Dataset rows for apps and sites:

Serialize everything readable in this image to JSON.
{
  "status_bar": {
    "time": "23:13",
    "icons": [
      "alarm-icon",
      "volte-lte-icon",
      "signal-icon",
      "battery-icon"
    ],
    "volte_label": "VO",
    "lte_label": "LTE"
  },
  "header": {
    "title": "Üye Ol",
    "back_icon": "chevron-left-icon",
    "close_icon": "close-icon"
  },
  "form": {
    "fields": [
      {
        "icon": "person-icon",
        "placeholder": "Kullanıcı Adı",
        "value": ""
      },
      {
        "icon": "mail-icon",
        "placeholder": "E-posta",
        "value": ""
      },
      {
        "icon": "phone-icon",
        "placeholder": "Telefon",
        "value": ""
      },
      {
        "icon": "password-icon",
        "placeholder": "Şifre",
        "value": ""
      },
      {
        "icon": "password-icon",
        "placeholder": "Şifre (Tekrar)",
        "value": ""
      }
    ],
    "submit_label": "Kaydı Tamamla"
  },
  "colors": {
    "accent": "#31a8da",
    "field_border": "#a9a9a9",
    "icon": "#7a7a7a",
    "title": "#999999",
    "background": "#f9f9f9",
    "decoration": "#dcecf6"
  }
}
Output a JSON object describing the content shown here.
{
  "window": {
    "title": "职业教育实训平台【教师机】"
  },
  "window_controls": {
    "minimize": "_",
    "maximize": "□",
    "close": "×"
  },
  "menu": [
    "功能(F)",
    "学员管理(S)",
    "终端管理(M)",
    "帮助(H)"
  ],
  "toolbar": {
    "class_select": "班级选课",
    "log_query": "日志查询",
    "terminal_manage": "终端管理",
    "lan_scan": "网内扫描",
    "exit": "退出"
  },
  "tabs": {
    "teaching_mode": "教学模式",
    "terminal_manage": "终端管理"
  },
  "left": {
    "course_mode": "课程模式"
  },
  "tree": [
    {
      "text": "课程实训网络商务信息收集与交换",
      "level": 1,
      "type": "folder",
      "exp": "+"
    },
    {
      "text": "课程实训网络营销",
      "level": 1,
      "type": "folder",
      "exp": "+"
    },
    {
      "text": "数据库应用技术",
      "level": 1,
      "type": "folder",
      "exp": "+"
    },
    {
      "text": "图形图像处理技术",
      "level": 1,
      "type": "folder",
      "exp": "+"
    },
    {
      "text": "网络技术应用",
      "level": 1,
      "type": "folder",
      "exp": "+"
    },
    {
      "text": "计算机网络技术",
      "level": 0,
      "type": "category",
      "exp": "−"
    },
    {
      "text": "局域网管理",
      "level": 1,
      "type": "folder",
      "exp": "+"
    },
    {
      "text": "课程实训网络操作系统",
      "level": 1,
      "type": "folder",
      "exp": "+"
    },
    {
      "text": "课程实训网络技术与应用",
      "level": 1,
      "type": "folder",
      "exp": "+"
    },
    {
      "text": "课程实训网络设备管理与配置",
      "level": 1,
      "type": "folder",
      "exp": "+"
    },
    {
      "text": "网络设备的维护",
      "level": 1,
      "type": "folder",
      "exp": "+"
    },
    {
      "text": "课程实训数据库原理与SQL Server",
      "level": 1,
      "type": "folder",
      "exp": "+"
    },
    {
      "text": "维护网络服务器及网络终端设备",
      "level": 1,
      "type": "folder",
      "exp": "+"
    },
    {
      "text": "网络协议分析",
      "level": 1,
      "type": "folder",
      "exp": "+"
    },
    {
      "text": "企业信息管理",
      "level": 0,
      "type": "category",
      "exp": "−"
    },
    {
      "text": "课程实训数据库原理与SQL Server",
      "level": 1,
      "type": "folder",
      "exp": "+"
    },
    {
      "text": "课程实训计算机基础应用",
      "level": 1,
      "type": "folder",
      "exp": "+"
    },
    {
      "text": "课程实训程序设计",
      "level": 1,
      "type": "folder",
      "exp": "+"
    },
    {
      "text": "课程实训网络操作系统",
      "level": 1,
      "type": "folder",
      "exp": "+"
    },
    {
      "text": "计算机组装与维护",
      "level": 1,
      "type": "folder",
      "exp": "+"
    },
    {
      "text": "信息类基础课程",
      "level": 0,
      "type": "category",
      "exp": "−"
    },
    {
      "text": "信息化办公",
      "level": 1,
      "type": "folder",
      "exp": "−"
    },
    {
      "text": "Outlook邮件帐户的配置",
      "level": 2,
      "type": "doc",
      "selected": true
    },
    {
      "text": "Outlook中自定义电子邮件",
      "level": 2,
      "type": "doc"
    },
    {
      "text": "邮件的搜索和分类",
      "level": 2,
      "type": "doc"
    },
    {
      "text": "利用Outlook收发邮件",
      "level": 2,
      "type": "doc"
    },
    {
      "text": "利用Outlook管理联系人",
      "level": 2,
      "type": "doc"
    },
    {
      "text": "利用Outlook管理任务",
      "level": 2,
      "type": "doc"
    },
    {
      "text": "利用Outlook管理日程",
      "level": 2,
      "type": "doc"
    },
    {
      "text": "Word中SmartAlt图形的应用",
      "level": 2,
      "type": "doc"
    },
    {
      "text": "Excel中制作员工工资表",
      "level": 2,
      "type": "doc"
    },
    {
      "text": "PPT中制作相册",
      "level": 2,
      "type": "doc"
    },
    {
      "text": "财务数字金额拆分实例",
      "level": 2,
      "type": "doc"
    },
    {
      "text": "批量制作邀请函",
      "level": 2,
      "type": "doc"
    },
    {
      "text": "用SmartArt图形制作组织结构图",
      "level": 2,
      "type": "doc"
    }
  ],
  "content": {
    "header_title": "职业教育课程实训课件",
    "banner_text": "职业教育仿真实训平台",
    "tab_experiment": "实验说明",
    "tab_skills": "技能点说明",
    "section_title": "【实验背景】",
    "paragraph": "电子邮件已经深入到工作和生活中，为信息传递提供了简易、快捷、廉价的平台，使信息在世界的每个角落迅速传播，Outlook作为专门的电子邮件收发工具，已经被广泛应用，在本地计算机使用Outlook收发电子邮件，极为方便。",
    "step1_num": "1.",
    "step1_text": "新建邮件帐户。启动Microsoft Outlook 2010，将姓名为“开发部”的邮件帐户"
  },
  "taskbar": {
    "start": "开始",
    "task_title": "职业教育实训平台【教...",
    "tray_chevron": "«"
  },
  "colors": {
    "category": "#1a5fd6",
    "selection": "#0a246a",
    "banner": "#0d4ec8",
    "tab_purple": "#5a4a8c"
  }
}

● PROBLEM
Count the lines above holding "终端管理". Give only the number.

● THE ANSWER
3